fullscreen background
Skip to main content

Fall Quarter

Fall Quarter Underway
Late-Start Classes
Still Available
shopping cart icon0

Courses

« Back to Liberal Arts & Sciences

PHI 95 — Nietzsche and His Progeny: Heidegger, Foucault, and Kittler

Quarter: Fall
Day(s): Mondays
Course Format: On-campus
Duration: 10 weeks
Date(s): Sep 23—Dec 9
Time: 7:00—8:50 pm
Drop Deadline: Oct 6
Units: 2
Tuition: $485
Instructor(s): Josef Chytry
Status: Closed
Please Note: This course has a different schedule than what appears in the print catalogue. There is no class on October 28 and November 25. The final class session will take place on December 9.
Fall
On-campus
Mondays
7:00—8:50 pm
Date(s)
Sep 23—Dec 9
10 weeks
Drop By
Oct 6
2 Units
Fees
$485
Instructor(s):
Josef Chytry
Closed
Please Note: This course has a different schedule than what appears in the print catalogue. There is no class on October 28 and November 25. The final class session will take place on December 9.
Friedrich Nietzsche is generally recognized as one of the more scandalous figures in the history of Western philosophy, certainly the most irascible. This course introduces the student to Nietzsche’s body of work primarily as summed up in his master concepts: the will to power, the eternal recurrence, and the superman. It then traces the wide and convoluted history of his legacy primarily through two succeeding thinkers: Martin Heidegger for German thought and Michel Foucault for French thought. We will analyze Heidegger’s attempts to absorb Nietzsche’s will to power concept into his own metaphysics as a forgetfulness of Being, and his efforts to articulate a post-metaphysical thinking while wrestling with the problem of modern technology, fully recognizing Heidegger’s problematic relationship to German National Socialism. Turning to Foucault, we will compare his admiration for Heidegger’s reading of Nietzsche, and his own exploitation of the Nietzschean concept of genealogy to develop new and influential interpretations of power and resistance, with his later efforts to outline a new aesthetics of existence. Finally, we will look at Friedrich Kittler’s Nietzschean explication of current media theory.

Whether or not students agree with the tenor of Nietzsche’s legacy, the goal of this course is to deepen understanding of why such thinking against the grain has exercised an enduring influence on contemporary thinkers and academic disciplines.

Josef Chytry, Senior Adjunct Professor in Critical Studies, California College of the Arts

Josef Chytry is the author of Mountain of Paradise: Reflections on the Emergence of Greater California as a World Civilization and The Aesthetic State: A Quest in Modern German Thought.
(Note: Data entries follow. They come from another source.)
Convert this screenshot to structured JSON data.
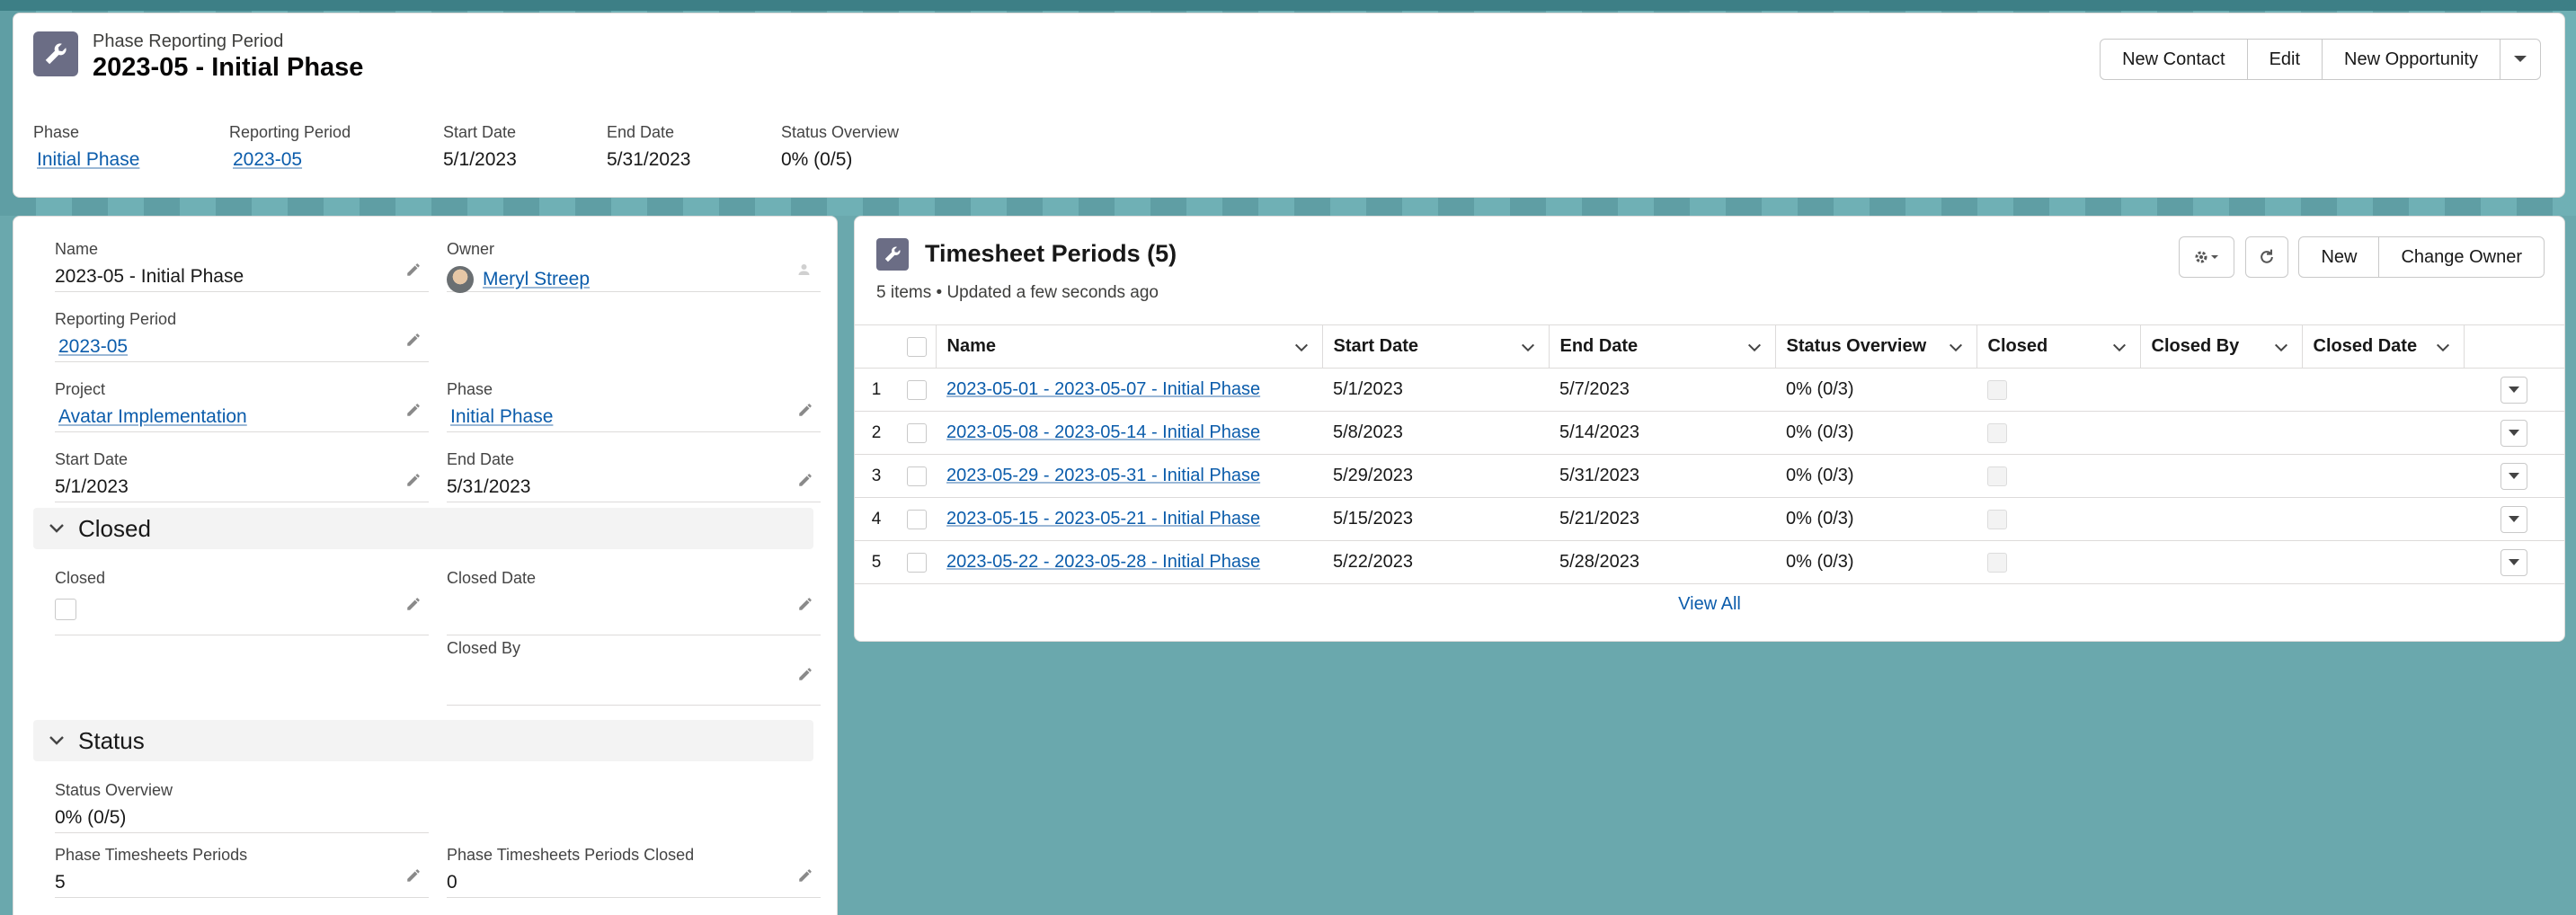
{
  "header": {
    "eyebrow": "Phase Reporting Period",
    "title": "2023-05 - Initial Phase",
    "buttons": [
      "New Contact",
      "Edit",
      "New Opportunity"
    ],
    "fields": [
      {
        "label": "Phase",
        "value": "Initial Phase",
        "link": true
      },
      {
        "label": "Reporting Period",
        "value": "2023-05",
        "link": true
      },
      {
        "label": "Start Date",
        "value": "5/1/2023",
        "link": false
      },
      {
        "label": "End Date",
        "value": "5/31/2023",
        "link": false
      },
      {
        "label": "Status Overview",
        "value": "0% (0/5)",
        "link": false
      }
    ]
  },
  "details": {
    "name_label": "Name",
    "name_value": "2023-05 - Initial Phase",
    "owner_label": "Owner",
    "owner_value": "Meryl Streep",
    "reporting_period_label": "Reporting Period",
    "reporting_period_value": "2023-05",
    "project_label": "Project",
    "project_value": "Avatar Implementation",
    "phase_label": "Phase",
    "phase_value": "Initial Phase",
    "start_date_label": "Start Date",
    "start_date_value": "5/1/2023",
    "end_date_label": "End Date",
    "end_date_value": "5/31/2023"
  },
  "closed_section": {
    "title": "Closed",
    "closed_label": "Closed",
    "closed_date_label": "Closed Date",
    "closed_by_label": "Closed By"
  },
  "status_section": {
    "title": "Status",
    "status_overview_label": "Status Overview",
    "status_overview_value": "0% (0/5)",
    "periods_label": "Phase Timesheets Periods",
    "periods_value": "5",
    "periods_closed_label": "Phase Timesheets Periods Closed",
    "periods_closed_value": "0"
  },
  "related": {
    "title": "Timesheet Periods (5)",
    "subtitle": "5 items • Updated a few seconds ago",
    "buttons": [
      "New",
      "Change Owner"
    ],
    "columns": [
      "Name",
      "Start Date",
      "End Date",
      "Status Overview",
      "Closed",
      "Closed By",
      "Closed Date"
    ],
    "rows": [
      {
        "num": "1",
        "name": "2023-05-01 - 2023-05-07 - Initial Phase",
        "start": "5/1/2023",
        "end": "5/7/2023",
        "status": "0% (0/3)"
      },
      {
        "num": "2",
        "name": "2023-05-08 - 2023-05-14 - Initial Phase",
        "start": "5/8/2023",
        "end": "5/14/2023",
        "status": "0% (0/3)"
      },
      {
        "num": "3",
        "name": "2023-05-29 - 2023-05-31 - Initial Phase",
        "start": "5/29/2023",
        "end": "5/31/2023",
        "status": "0% (0/3)"
      },
      {
        "num": "4",
        "name": "2023-05-15 - 2023-05-21 - Initial Phase",
        "start": "5/15/2023",
        "end": "5/21/2023",
        "status": "0% (0/3)"
      },
      {
        "num": "5",
        "name": "2023-05-22 - 2023-05-28 - Initial Phase",
        "start": "5/22/2023",
        "end": "5/28/2023",
        "status": "0% (0/3)"
      }
    ],
    "view_all": "View All"
  },
  "icons": {
    "record_icon": "wrench-icon",
    "edit_icon": "pencil-icon",
    "settings_icon": "gear-icon",
    "refresh_icon": "refresh-icon"
  }
}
He received a DPhil in politics and the history of ideas from the University of Oxford.

Textbooks for this course:

(Required) Friedrich Nietzsche (Author) R. J. Hollingdale (Translator) , Thus Spoke Zarathustra (ISBN 9780140441185)
(Required) Friedrich Nietzsche (Author), R. J. Hollingdale (Translator) , Twilight of the Idols and the Anti-Christ (ISBN 9780140445145)
(Required) Martin Heidegger, Introduction to Metaphysics, Yale University Press, 2000 (ISBN 9780300186123)
(Required) Michel Foucault, Discipline and Punish (ISBN 9780679752554)
(Required) Friedrich A. Kittler, The Truth of the Technological World, Stanford University Press, 2013 (ISBN 9780804792547)
DOWNLOAD THE PRELIMINARY SYLLABUS » (subject to change)